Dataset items

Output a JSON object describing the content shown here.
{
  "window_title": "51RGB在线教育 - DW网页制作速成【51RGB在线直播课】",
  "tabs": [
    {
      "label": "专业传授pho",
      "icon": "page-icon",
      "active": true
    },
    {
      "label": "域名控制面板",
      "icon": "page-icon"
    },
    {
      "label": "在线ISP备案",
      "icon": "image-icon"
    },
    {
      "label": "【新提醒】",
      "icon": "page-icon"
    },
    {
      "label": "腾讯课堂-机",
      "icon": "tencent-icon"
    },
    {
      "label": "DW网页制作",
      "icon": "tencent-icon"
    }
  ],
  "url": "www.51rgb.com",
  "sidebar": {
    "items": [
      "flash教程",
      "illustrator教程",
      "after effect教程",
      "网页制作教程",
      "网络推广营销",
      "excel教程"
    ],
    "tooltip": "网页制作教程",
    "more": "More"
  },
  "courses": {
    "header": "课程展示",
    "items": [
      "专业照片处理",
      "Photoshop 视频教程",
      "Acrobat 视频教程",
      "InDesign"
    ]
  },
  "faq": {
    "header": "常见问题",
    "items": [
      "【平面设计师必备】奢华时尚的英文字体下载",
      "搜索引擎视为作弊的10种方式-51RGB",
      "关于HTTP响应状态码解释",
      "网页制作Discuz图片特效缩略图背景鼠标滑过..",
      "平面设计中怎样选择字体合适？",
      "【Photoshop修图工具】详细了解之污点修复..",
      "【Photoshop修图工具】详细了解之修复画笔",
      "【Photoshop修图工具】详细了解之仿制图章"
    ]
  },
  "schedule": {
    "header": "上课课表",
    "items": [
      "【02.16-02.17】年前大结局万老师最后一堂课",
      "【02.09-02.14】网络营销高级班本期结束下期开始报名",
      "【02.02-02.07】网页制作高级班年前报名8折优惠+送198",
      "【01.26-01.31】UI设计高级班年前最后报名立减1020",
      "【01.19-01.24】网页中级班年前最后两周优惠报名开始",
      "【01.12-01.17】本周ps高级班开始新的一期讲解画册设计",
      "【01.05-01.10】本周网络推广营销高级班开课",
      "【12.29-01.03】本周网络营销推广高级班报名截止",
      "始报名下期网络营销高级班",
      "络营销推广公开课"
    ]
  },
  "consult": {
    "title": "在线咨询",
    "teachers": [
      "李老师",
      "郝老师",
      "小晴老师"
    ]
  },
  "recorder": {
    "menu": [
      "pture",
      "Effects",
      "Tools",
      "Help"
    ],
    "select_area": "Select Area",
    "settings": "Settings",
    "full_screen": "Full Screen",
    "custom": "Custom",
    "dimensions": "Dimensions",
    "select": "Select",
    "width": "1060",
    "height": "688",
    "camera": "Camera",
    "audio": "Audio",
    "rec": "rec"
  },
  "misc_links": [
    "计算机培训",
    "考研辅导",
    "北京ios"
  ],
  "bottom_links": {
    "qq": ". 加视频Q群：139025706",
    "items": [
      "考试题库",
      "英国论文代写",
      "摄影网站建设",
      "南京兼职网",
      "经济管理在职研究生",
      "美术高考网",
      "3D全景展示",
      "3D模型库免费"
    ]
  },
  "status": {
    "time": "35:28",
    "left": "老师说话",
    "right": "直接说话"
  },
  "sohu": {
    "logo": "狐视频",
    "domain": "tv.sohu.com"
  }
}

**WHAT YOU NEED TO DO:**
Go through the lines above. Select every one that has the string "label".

**ANSWER TO THE PROBLEM:**
      "label": "专业传授pho",
      "label": "域名控制面板",
      "label": "在线ISP备案",
      "label": "【新提醒】",
      "label": "腾讯课堂-机",
      "label": "DW网页制作",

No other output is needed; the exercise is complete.